    In conclusion, I am puzzled recently regarding if unbiased information = honest information….. It’s a philosophical question for sure, but one that is now nagging at me constantly.

    🙂

    Thanks for your hard work and fine efforts.

    Warmly,
    Rita

    • Amber Tovey

      Hi Rita,

      I agree that, ideally, studies should use a daily dosage of 5000 IU. Unfortunately, the clinical trials that use this dosage are limited. In fact, I could not find a single study regarding the effects of vitamin D supplementation on fractures that used 5000 IU daily. Therefore, I only assessed the available studies. Even the studies that used dosages as small as 800 IU found significant effects on fractures. I believe that the USPSTF should consider these significant findings rather than ignore them. The studies that did not find effects of vitamin D supplementation on fractures used smaller dosages. For example, the Women’s Health Initiative used a daily vitamin D supplement of 400 IU and did not find significant effects on fractures. This would lead one to believe that vitamin D does produce beneficial effects, but must be administered in amounts greater than or equal to 800 IU. I believe a study that administers a larger dosage, near 5000 IU of vitamin D3, will find greater effects. Hopefully randomized controlled trials using a dosage of 5000 IU will be conducted in the future.

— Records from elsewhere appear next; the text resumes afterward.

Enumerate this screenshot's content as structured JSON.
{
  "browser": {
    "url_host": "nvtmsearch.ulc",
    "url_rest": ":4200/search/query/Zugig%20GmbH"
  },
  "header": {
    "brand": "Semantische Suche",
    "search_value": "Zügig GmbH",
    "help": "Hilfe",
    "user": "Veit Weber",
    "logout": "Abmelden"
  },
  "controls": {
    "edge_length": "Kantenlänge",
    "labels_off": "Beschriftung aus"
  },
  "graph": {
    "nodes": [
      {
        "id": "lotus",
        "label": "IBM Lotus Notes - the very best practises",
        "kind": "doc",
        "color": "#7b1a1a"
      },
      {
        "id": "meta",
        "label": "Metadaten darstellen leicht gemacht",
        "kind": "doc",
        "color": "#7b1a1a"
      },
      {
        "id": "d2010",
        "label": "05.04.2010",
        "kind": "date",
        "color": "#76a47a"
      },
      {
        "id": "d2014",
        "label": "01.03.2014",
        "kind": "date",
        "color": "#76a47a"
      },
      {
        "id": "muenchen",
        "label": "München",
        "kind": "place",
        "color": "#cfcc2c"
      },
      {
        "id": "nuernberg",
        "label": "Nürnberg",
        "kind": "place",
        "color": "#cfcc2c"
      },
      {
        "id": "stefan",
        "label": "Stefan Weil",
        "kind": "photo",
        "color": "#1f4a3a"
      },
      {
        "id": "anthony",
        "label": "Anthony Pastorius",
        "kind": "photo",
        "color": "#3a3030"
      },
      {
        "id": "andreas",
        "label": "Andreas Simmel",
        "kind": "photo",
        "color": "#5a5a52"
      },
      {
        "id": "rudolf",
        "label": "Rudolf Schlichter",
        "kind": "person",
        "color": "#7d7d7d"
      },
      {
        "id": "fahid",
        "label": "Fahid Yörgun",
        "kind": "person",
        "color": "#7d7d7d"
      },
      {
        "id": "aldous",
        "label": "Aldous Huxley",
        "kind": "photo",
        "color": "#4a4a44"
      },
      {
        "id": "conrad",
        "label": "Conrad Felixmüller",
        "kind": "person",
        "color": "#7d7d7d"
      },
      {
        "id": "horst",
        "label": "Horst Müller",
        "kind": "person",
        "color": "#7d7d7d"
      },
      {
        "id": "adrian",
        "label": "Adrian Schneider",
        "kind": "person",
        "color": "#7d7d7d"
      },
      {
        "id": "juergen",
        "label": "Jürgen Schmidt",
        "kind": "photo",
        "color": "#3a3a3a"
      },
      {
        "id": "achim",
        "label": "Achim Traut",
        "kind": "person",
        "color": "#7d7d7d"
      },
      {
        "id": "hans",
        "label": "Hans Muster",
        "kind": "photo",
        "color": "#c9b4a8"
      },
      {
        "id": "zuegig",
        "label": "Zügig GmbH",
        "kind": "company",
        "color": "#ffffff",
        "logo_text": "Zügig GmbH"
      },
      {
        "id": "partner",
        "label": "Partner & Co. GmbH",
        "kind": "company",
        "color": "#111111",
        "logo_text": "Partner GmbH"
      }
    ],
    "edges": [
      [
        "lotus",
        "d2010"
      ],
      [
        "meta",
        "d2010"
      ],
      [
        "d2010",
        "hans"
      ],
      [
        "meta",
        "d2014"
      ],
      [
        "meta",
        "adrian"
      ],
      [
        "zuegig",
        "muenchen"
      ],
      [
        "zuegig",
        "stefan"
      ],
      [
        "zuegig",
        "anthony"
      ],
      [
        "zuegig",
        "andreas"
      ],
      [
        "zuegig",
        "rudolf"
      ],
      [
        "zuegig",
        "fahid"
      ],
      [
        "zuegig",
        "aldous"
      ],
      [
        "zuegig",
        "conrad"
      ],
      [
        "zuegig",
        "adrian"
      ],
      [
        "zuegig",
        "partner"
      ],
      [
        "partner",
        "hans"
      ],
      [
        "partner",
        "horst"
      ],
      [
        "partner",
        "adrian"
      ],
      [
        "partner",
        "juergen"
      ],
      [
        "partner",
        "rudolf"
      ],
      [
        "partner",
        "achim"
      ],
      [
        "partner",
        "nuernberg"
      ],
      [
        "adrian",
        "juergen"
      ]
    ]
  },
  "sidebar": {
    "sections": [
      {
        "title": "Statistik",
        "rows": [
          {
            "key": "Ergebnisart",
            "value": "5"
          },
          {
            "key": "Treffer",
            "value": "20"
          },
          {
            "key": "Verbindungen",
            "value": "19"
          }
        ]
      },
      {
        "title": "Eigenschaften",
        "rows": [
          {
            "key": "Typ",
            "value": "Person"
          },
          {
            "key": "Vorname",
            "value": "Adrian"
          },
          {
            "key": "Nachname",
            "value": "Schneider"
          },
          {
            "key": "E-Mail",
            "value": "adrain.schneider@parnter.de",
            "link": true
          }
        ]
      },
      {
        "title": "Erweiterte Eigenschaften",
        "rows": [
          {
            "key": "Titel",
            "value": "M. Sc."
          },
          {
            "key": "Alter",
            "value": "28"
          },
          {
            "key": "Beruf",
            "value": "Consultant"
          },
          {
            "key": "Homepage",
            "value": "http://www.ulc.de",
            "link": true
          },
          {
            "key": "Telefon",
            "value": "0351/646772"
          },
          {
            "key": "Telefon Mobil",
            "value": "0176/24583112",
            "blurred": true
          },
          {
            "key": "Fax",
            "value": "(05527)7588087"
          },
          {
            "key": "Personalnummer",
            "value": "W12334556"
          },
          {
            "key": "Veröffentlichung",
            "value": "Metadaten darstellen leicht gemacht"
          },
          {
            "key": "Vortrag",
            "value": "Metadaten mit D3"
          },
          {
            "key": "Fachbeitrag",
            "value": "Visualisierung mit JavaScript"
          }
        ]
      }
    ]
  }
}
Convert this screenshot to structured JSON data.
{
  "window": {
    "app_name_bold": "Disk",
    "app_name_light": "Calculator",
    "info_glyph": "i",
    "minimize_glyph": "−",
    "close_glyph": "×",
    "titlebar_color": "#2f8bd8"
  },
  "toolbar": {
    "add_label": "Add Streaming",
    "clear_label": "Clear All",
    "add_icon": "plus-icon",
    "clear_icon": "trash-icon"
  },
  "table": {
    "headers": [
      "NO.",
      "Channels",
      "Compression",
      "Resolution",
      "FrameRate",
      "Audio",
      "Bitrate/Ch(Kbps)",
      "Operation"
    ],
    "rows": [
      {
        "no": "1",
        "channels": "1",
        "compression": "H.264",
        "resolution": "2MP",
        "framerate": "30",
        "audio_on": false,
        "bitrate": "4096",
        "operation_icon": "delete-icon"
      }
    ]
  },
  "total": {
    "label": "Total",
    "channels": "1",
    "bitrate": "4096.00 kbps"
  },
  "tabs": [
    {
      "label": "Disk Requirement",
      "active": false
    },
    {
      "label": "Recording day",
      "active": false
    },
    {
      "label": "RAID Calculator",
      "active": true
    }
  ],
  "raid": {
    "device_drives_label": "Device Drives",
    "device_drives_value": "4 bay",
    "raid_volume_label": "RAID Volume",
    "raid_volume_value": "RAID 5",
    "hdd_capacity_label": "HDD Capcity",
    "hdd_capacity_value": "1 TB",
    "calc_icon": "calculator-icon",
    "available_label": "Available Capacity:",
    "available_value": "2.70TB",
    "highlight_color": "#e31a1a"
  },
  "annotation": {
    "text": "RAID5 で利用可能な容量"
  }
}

      Thank you, as always, for your thoughtful input. As I mentioned already, the research draft plan is open for public comment. Please share your thoughts with the USPSTF!

      Best,

      Amber Tovey

  3. rcbaker200@comcast.net

    I don’t have any formal study to quote. But one of the doctors I worked for since 2005 ran a lot of DEXA scans in post-menopausal women and of the ones who only took vitamin D (5000 units a day) because they couldn’t tolerate other medications, I saw almost all of them improve their bone density after 2 years. The usual improvement was 20%. I saw it in dozens of women.
    Robert Baker MD

Test Your Vitamin D Levels at Home!

Our in-home Vitamin D Test Kit is easy, affordable, and an accurate way to find out your Vitamin D status.

order NOW

We need your help!

We're spreading awareness on Vitamin D Deficiency
Donate NOW
Latest Articles
img
Vitamin D supplementation may provide relief for patients with atopic dermatitis

A recently published meta-analysis proves that vitamin D supplementation is a safe and effective treatment for atopic dermatitis.

Weekly Newsletter